### What the task requires
Skip every picture, and copy exactly the lines from the one containing "Serialize everything readable" to the end of the data.

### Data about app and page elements

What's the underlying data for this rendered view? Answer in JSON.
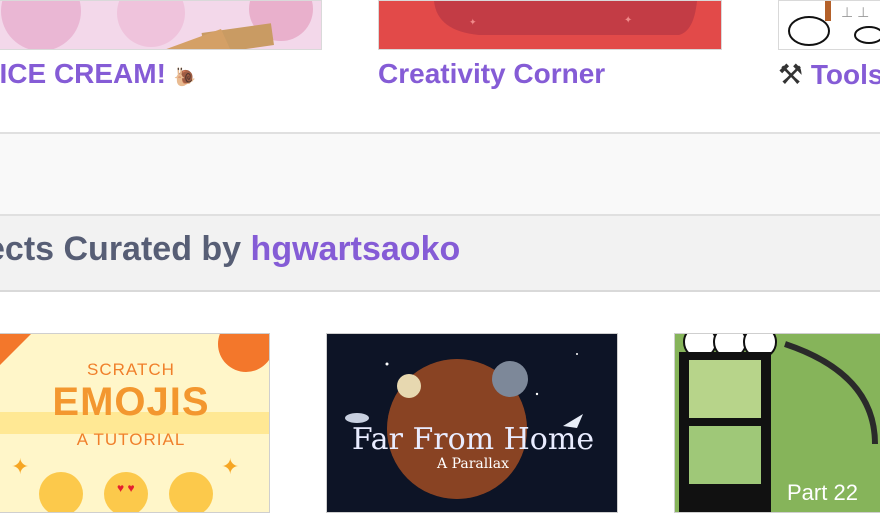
{
  "top_row": {
    "items": [
      {
        "title": "ICE CREAM!"
      },
      {
        "title": "Creativity Corner"
      },
      {
        "title": "Tools"
      }
    ]
  },
  "curated": {
    "prefix": "ects Curated by",
    "username": "hgwartsaoko"
  },
  "projects": [
    {
      "line1": "SCRATCH",
      "line2": "EMOJIS",
      "line3": "A TUTORIAL"
    },
    {
      "title": "Far From Home",
      "subtitle": "A Parallax"
    },
    {
      "label": "Part 22"
    }
  ],
  "colors": {
    "accent": "#855cd6",
    "heading": "#575e75"
  }
}
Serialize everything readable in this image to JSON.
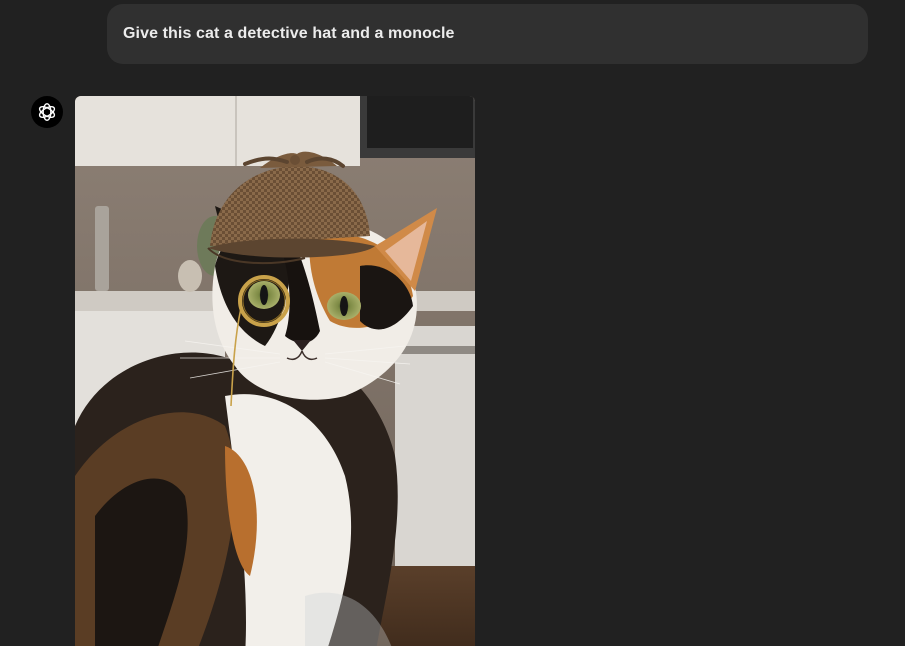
{
  "conversation": {
    "user_message": "Give this cat a detective hat and a monocle"
  },
  "assistant": {
    "avatar_icon": "openai-logo-icon",
    "image": {
      "subject": "calico-cat-detective-hat-monocle"
    }
  },
  "colors": {
    "background": "#212121",
    "user_bubble": "#303030",
    "text": "#ececec"
  }
}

### Problem solution
Serialize everything readable in this image to JSON.
{
  "conversation": {
    "user_message": "Give this cat a detective hat and a monocle"
  },
  "assistant": {
    "avatar_icon": "openai-logo-icon",
    "image": {
      "subject": "calico-cat-detective-hat-monocle"
    }
  },
  "colors": {
    "background": "#212121",
    "user_bubble": "#303030",
    "text": "#ececec"
  }
}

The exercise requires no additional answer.